For Cognitive Science, living beings exist; we want to understand the reasons behind their behavior, and their capacities in various situations. We want to know how they memorize, remember, solve problems, take decisions, and so on. We observe them, we use medical imaging to detect what parts of a brain are active when the subject perform a task. One also devises ingenuous experiments that will show how the subject manages to solve a problem cleverly chosen. Naturally, we only study behaviors that exist for at least one kind of living beings.

The situation is different for Artificial Cognition: the goal is to build artificial beings rather than to observe them. Normally, we write computer programs, or we give knowledge to existing systems, and we try to obtain an interesting behavior. For that we usually utilize ordinary computers, but we can also build specialized machines, and this will be probably more frequently the case in the future. Living beings depend on mechanisms created by evolution, which uses mainly a remarkable element, the neuron. They may have extraordinary capacities for adaptation: we can learn to build houses, to write books, to grow plants, etc. Unfortunately, we have also limitations: we cannot increase the size of our working memory to more than about 7 elements; we can only use auxiliary memories such that a paper sheet. They are useful, but not as efficient as our internal memory. We can no more increase the possibilities of our consciousness, many mechanisms of our brain will always be hidden when we are thinking. This is a very serious restriction: consciousness is essential for learning, for monitoring our actions, for finding the reason of our mistakes, and so on.

On the contrary, in Artificial Cognition, we are not restricted to the neuron, we can build the mechanisms that we have defined. This possibility does not exist in the usual Cognitive Science: nature has built the beings that we want to study. In Artificial Cognition, we put ourselves in the place of evolution, which worked during billions of years on zillions of subjects. It succeeded in creating living beings, often remarkably adapted to their background. However, nobody is particularly well adapted to the artificial environments that man created, such as solving mathematical problems, playing chess, managing a large company, etc. As we have invented many of these activities, we have chosen them so that we can have reasonable performance in these domains, using capacities that evolution gave us for different goals such as hunting game for food. At the start, when on tries to build a new system, we are inspired by our methods, such as they have been discovered by Cognitive Science scientists. In doing so, we are using only a small part of the possibilities of Artificial Cognition, we must also utilize all the possibilities of computers, even those that we cannot have. Artificial beings will have much better performances than us when they use not only all of our methods, but also many other methods that we cannot use. We are unable to use many useful methods because we have not enough neurons, because they are not wired in the necessary way; it may be also simply because our neurons have intrinsic limitations, for instance, they do not allow to load new knowledge in our brain easily. Perhaps, there are capacities that evolution did not give us either because they were not useful for our ancestors, or because there are jumps that evolution cannot make.

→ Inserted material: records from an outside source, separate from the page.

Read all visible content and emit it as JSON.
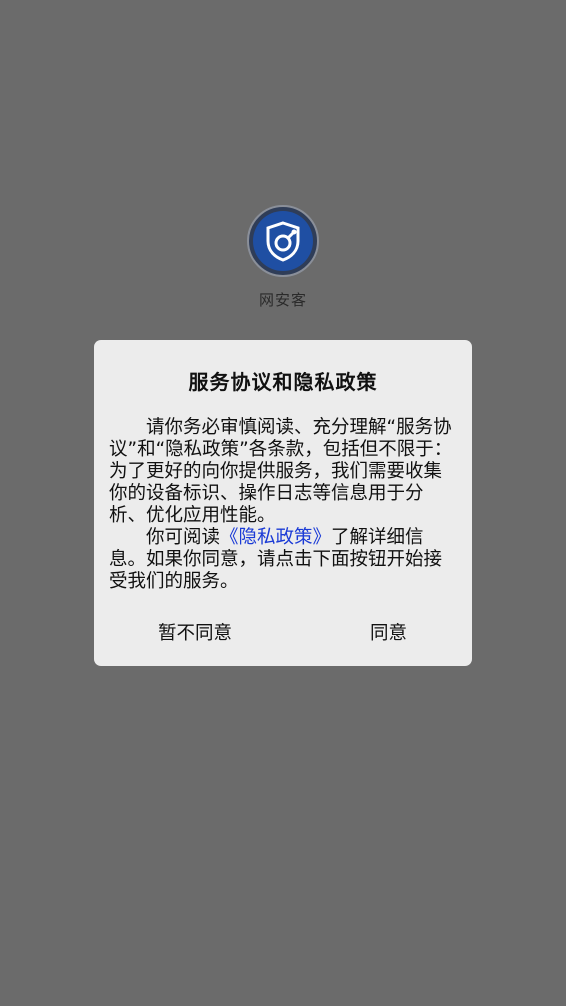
{
  "app": {
    "name": "网安客",
    "logo_icon": "shield-logo-icon",
    "logo_color": "#1f4fa3"
  },
  "dialog": {
    "title": "服务协议和隐私政策",
    "paragraph1": "请你务必审慎阅读、充分理解“服务协议”和“隐私政策”各条款，包括但不限于：为了更好的向你提供服务，我们需要收集你的设备标识、操作日志等信息用于分析、优化应用性能。",
    "paragraph2_before": "你可阅读",
    "privacy_link": "《隐私政策》",
    "paragraph2_after": "了解详细信息。如果你同意，请点击下面按钮开始接受我们的服务。",
    "decline_label": "暂不同意",
    "accept_label": "同意"
  },
  "colors": {
    "overlay": "#6b6b6b",
    "dialog_background": "#ececec",
    "link": "#1b3bd6"
  }
}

The methodology and the potentiality of the usual Cognitive Science and of Artificial Cognition are very different. We are not limited to the existing beings, but it is very difficult to build new beings. However, there is a strong tie between these two sciences: building an artificial being is defining a model. If it behaves as living beings do, this model will give an excellent description of the mechanisms that Cognitive Science wants to find. On the other hand, when we want to build an artificial being, the first thing to do is always to start with the implementation of the methods that are used by living beings. Nevertheless, we have to progress from this starting point, and we will arrive perhaps some day to build artificial beings that will be able to achieve tasks extremely difficult for us. For instance, we will see artificial beings capable of building other artificial beings more effective than themselves.